[EXERCISE DESCRIPTION]
Each line of the data below holding the word "title" must be copied.

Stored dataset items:
········
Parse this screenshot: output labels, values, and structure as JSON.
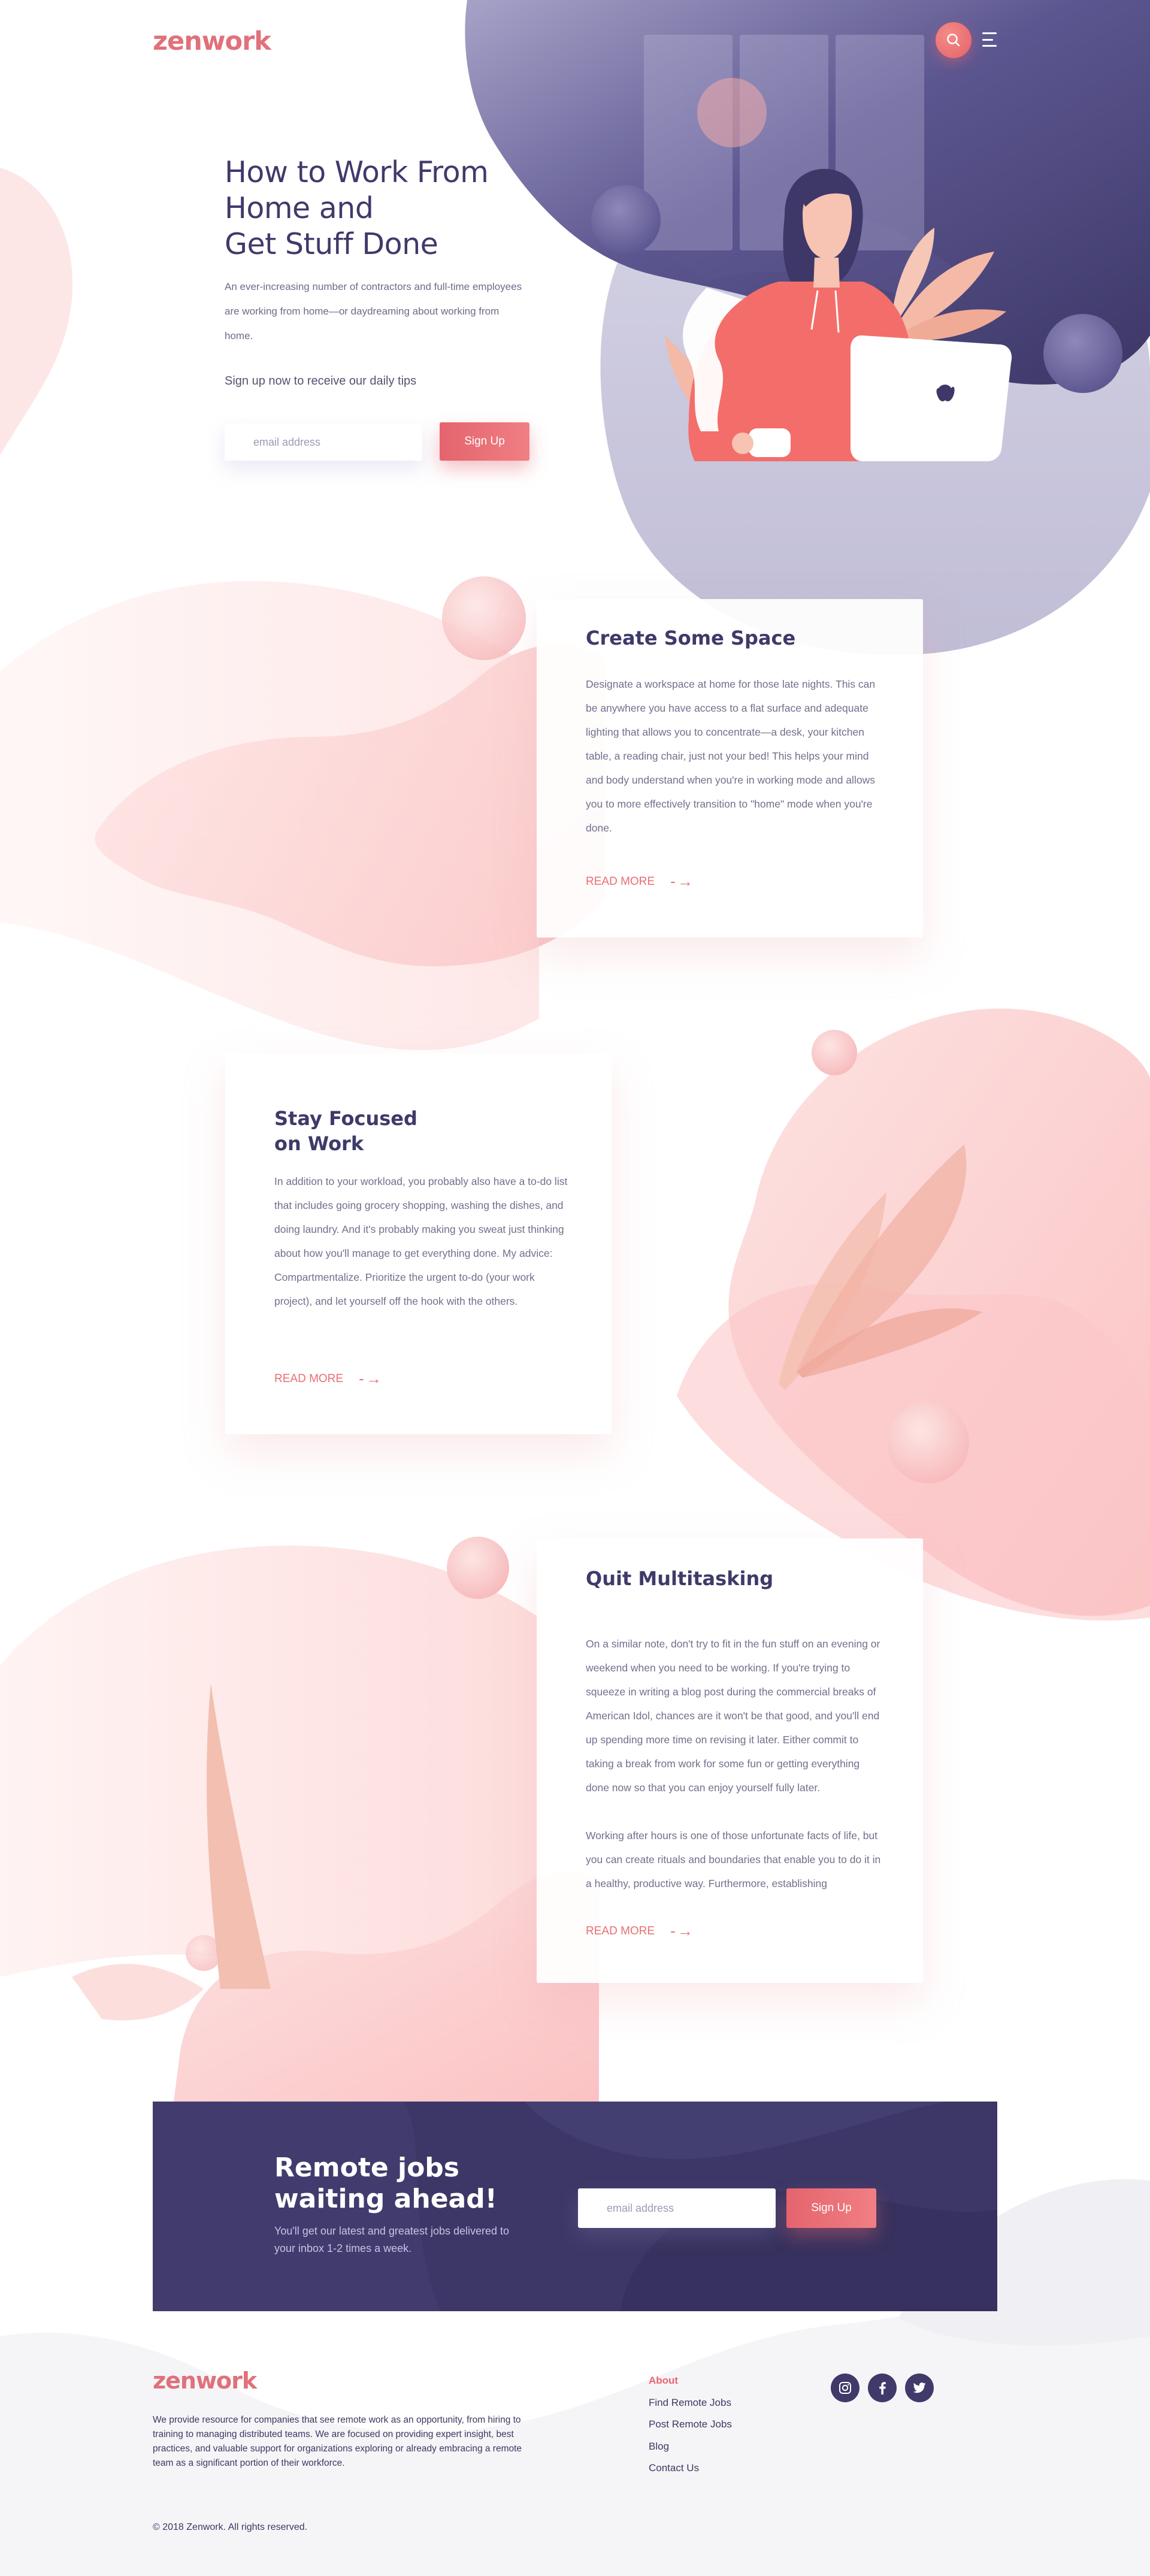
{
  "brand": {
    "logo_text": "zenwork",
    "colors": {
      "accent": "#e4646e",
      "navy": "#3c3766",
      "text": "#3b3860",
      "blob_pink": "#fcc9c9"
    }
  },
  "header": {
    "search_icon": "search-icon",
    "menu_icon": "hamburger-menu-icon"
  },
  "hero": {
    "title": "How to Work From\nHome and\nGet Stuff Done",
    "description": "An ever-increasing number of contractors and full-time employees are working from home—or daydreaming about working from home.",
    "cta_text": "Sign up now to receive our daily tips",
    "email_placeholder": "email address",
    "signup_label": "Sign Up"
  },
  "features": [
    {
      "title": "Create Some Space",
      "body": "Designate a workspace at home for those late nights. This can be anywhere you have access to a flat surface and adequate lighting that allows you to concentrate—a desk, your kitchen table, a reading chair, just not your bed! This helps your mind and body understand when you're in working mode and allows you to more effectively transition to \"home\" mode when you're done.",
      "read_more": "READ MORE"
    },
    {
      "title": "Stay Focused\non Work",
      "body": "In addition to your workload, you probably also have a to-do list that includes going grocery shopping, washing the dishes, and doing laundry. And it's probably making you sweat just thinking about how you'll manage to get everything done. My advice: Compartmentalize. Prioritize the urgent to-do (your work project), and let yourself off the hook with the others.",
      "read_more": "READ MORE"
    },
    {
      "title": "Quit Multitasking",
      "body": "On a similar note, don't try to fit in the fun stuff on an evening or weekend when you need to be working. If you're trying to squeeze in writing a blog post during the commercial breaks of American Idol, chances are it won't be that good, and you'll end up spending more time on revising it later. Either commit to taking a break from work for some fun or getting everything done now so that you can enjoy yourself fully later.",
      "body_2": "Working after hours is one of those unfortunate facts of life, but you can create rituals and boundaries that enable you to do it in a healthy, productive way. Furthermore, establishing",
      "read_more": "READ MORE"
    }
  ],
  "newsletter": {
    "title": "Remote jobs\nwaiting ahead!",
    "description": "You'll get our latest and greatest jobs delivered to your inbox 1-2 times a week.",
    "email_placeholder": "email address",
    "signup_label": "Sign Up"
  },
  "footer": {
    "logo_text": "zenwork",
    "description": "We provide resource for companies that see remote work as an opportunity, from hiring to training to managing distributed teams.  We are focused on providing expert insight, best practices, and valuable support for organizations exploring or already embracing a remote team as a significant portion of their workforce.",
    "links": [
      "About",
      "Find Remote Jobs",
      "Post Remote Jobs",
      "Blog",
      "Contact Us"
    ],
    "social_icons": [
      "instagram-icon",
      "facebook-icon",
      "twitter-icon"
    ],
    "copyright": "© 2018 Zenwork. All rights reserved."
  }
}
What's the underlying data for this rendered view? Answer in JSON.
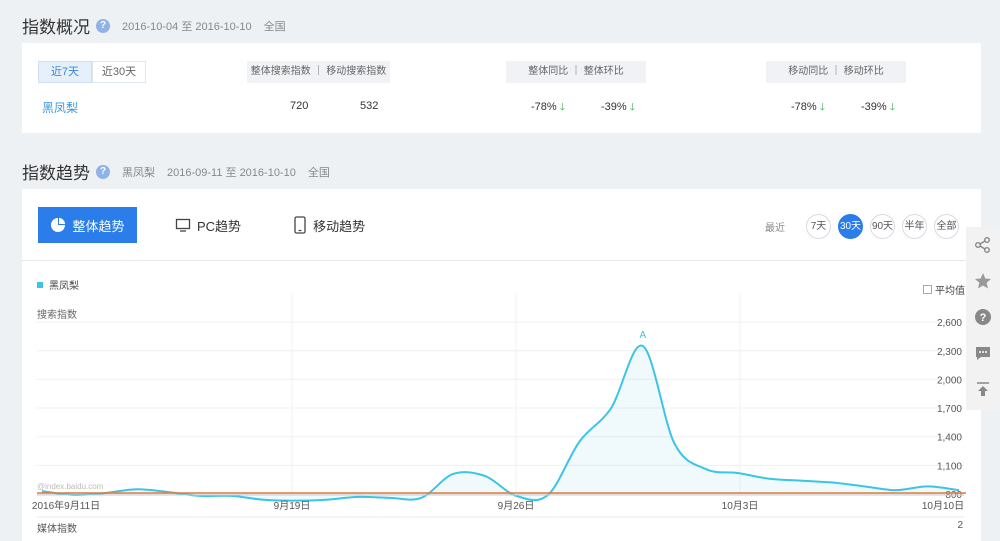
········
[RESPONSE TO THE EXERCISE]
    "title": "How to Work From\nHome and\nGet Stuff Done",
      "title": "Create Some Space",
      "title": "Stay Focused\non Work",
      "title": "Quit Multitasking",
    "title": "Remote jobs\nwaiting ahead!",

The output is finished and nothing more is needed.